Stemming from the city’s historical name, Brummagem bears many connotations. Dating back as far as the Middle Ages, it’s thought that the name derives from an older variant of ‘Birmingham’. As Birmingham was London’s biggest weapon-manufacturing rival, the term ‘Brummagem’ was also used in a derogatory way towards anyone, or anything, that was deemed counterfeit, or not fit for purpose. This was all because London didn’t like another city becoming a viable threat and refused their wares for use in His Majesty’s store.

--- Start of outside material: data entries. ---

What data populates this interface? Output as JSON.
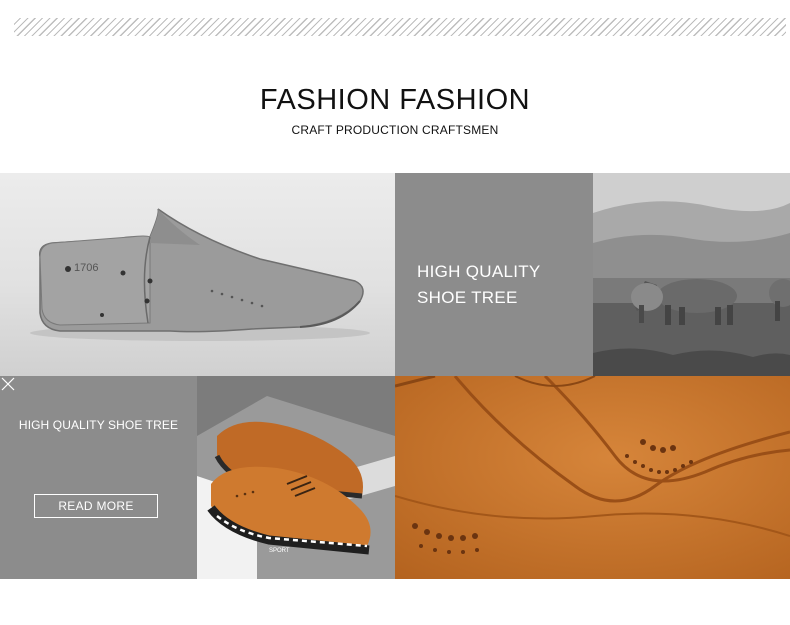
{
  "header": {
    "title": "FASHION FASHION",
    "subtitle": "CRAFT PRODUCTION CRAFTSMEN"
  },
  "tiles": {
    "shoe_last": {
      "stamp": "1706"
    },
    "grey_top": {
      "line1": "HIGH QUALITY",
      "line2": "SHOE TREE"
    },
    "grey_bottom": {
      "title": "HIGH QUALITY SHOE TREE",
      "close_icon": "close-icon",
      "button_label": "READ MORE"
    },
    "shoe_photo": {
      "sole_text": "SPORT"
    }
  },
  "colors": {
    "panel_grey": "#8c8c8c",
    "suede": "#c8752d",
    "text_dark": "#111111"
  }
}
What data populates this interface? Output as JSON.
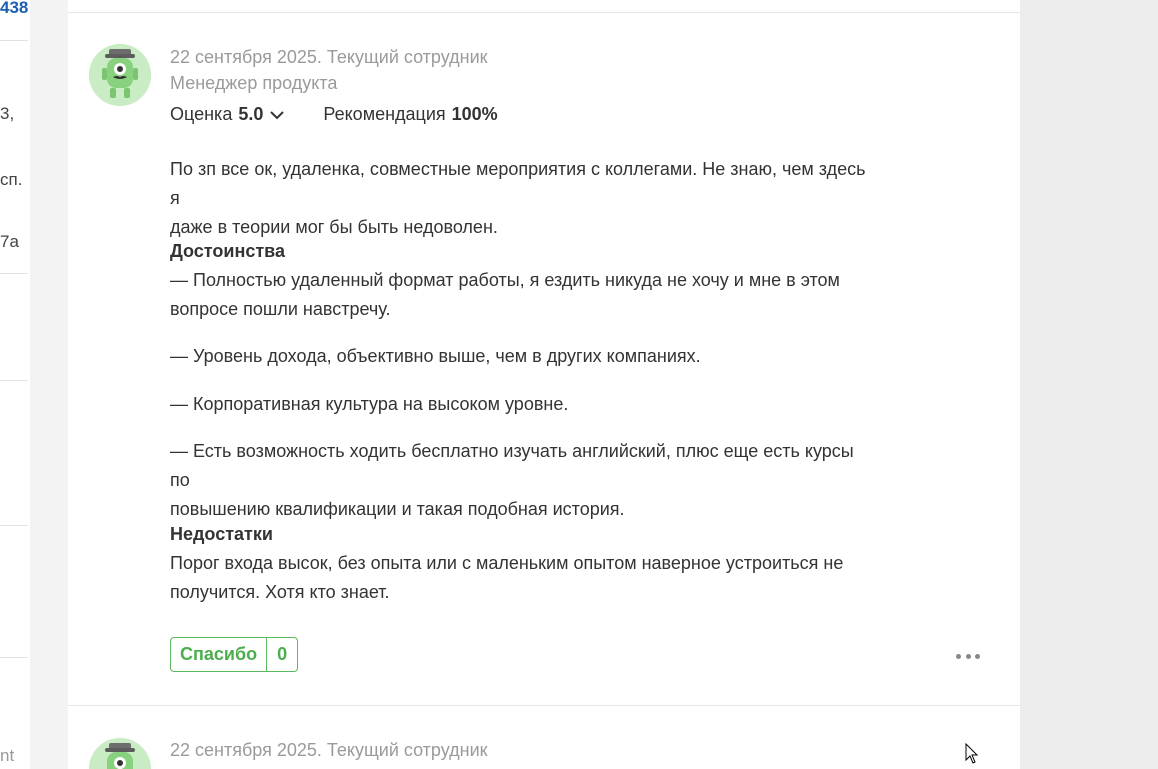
{
  "left_fragments": [
    "438",
    "3,",
    "сп.",
    "7а",
    "nt"
  ],
  "review1": {
    "date_status": "22 сентября 2025. Текущий сотрудник",
    "role": "Менеджер продукта",
    "rating_label": "Оценка",
    "rating_value": "5.0",
    "recommendation_label": "Рекомендация",
    "recommendation_value": "100%",
    "summary_line1": "По зп все ок, удаленка, совместные мероприятия с коллегами. Не знаю, чем здесь я",
    "summary_line2": "даже в теории мог бы быть недоволен.",
    "pros_title": "Достоинства",
    "pros_1_line1": "— Полностью удаленный формат работы, я ездить никуда не хочу и мне в этом",
    "pros_1_line2": "вопросе пошли навстречу.",
    "pros_2": "— Уровень дохода, объективно выше, чем в других компаниях.",
    "pros_3": "— Корпоративная культура на высоком уровне.",
    "pros_4_line1": "— Есть возможность ходить бесплатно изучать английский, плюс еще есть курсы по",
    "pros_4_line2": "повышению квалификации и такая подобная история.",
    "cons_title": "Недостатки",
    "cons_line1": "Порог входа высок, без опыта или с маленьким опытом наверное устроиться не",
    "cons_line2": "получится. Хотя кто знает.",
    "thanks_label": "Спасибо",
    "thanks_count": "0"
  },
  "review2": {
    "date_status": "22 сентября 2025. Текущий сотрудник"
  },
  "colors": {
    "accent_green": "#4cae4c",
    "link_blue": "#1a5fb4",
    "avatar_bg": "#c9ecc4"
  },
  "icons": [
    "robot-avatar-icon",
    "chevron-down-icon",
    "more-dots-icon",
    "mouse-cursor-icon"
  ]
}
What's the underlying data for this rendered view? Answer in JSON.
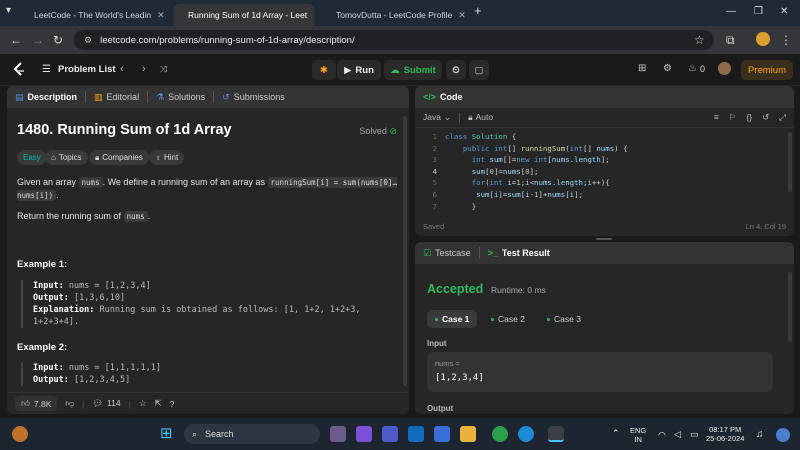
{
  "browser": {
    "tabs": [
      {
        "title": "LeetCode - The World's Leadin"
      },
      {
        "title": "Running Sum of 1d Array - Leet"
      },
      {
        "title": "TomovDutta - LeetCode Profile"
      }
    ],
    "new_tab": "+",
    "url": "leetcode.com/problems/running-sum-of-1d-array/description/"
  },
  "lc_nav": {
    "problem_list": "Problem List",
    "run": "Run",
    "submit": "Submit",
    "streak": "0",
    "premium": "Premium"
  },
  "description": {
    "tabs": [
      "Description",
      "Editorial",
      "Solutions",
      "Submissions"
    ],
    "title": "1480. Running Sum of 1d Array",
    "status": "Solved",
    "difficulty": "Easy",
    "chips": [
      "Topics",
      "Companies",
      "Hint"
    ],
    "para1_a": "Given an array ",
    "para1_code1": "nums",
    "para1_b": ". We define a running sum of an array as ",
    "para1_code2": "runningSum[i] = sum(nums[0]…nums[i])",
    "para1_c": ".",
    "para2_a": "Return the running sum of ",
    "para2_code": "nums",
    "para2_b": ".",
    "example1_title": "Example 1:",
    "example1": {
      "input_label": "Input:",
      "input": "nums = [1,2,3,4]",
      "output_label": "Output:",
      "output": "[1,3,6,10]",
      "expl_label": "Explanation:",
      "expl": "Running sum is obtained as follows: [1, 1+2, 1+2+3, 1+2+3+4]."
    },
    "example2_title": "Example 2:",
    "example2": {
      "input_label": "Input:",
      "input": "nums = [1,1,1,1,1]",
      "output_label": "Output:",
      "output": "[1,2,3,4,5]"
    },
    "likes": "7.8K",
    "comments": "114"
  },
  "code": {
    "tab": "Code",
    "language": "Java",
    "mode": "Auto",
    "lines": [
      {
        "n": "1",
        "text": "class Solution {"
      },
      {
        "n": "2",
        "text": "    public int[] runningSum(int[] nums) {"
      },
      {
        "n": "3",
        "text": "      int sum[]=new int[nums.length];"
      },
      {
        "n": "4",
        "text": "      sum[0]=nums[0];"
      },
      {
        "n": "5",
        "text": "      for(int i=1;i<nums.length;i++){"
      },
      {
        "n": "6",
        "text": "       sum[i]=sum[i-1]+nums[i];"
      },
      {
        "n": "7",
        "text": "      }"
      }
    ],
    "saved": "Saved",
    "cursor": "Ln 4, Col 19"
  },
  "testcase": {
    "tabs": [
      "Testcase",
      "Test Result"
    ],
    "accepted": "Accepted",
    "runtime": "Runtime: 0 ms",
    "cases": [
      "Case 1",
      "Case 2",
      "Case 3"
    ],
    "input_label": "Input",
    "nums_label": "nums =",
    "nums_value": "[1,2,3,4]",
    "output_label": "Output"
  },
  "taskbar": {
    "search": "Search",
    "lang_top": "ENG",
    "lang_bottom": "IN",
    "time": "08:17 PM",
    "date": "25-06-2024"
  },
  "colors": {
    "accent": "#ffa116",
    "accepted": "#2cbb5d",
    "submit": "#2cbb5d"
  }
}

Brum, a short-form version of Brummagem, is the city’s most popular nickname. Brum – a play on words on the noise a car makes – was also the name of a popular children’s TV show in the 90s, which saw a car come to life from his owner’s garage and explore the city streets. The city’s local dialect, Brummie, is also derivative of this nickname.
While this is still a bit of a nickname, take nothing away from the fact that it’s factual, too. Move over Manchester, because Birmingham ain’t budging. This is also the nickname for the football derby between Aston Villa and Birmingham City.
Let’s just say we’d be here a very long time if we tried to explain everything that Birmingham has manufactured or exported, but this nickname refers to the city’s proud industrial past. There’s even a bar in the Jewellery Quarter – 1000 Trades – named after this pet name.
Similar to the Thousand Trades nickname, The Workshop of the World also refers to Birmingham’s proud industrial past. Birmingham’s workshops manufactured and exported anything from pens to jewellery, whistles to custard and Cadbury chocolate to the famous Mini Cooper.
Birmingham was the largest pen manufacturer in the world in the 1800s, hence the nickname, The Pen Shop of the World! During the 19th century there were over 100 active pen factories, which in turn supplied 75% of the world’s pens. There’s a Pen Museum in the Jewellery Quarter devoted to the history of the pen and how Birmingham changed the world of handwriting.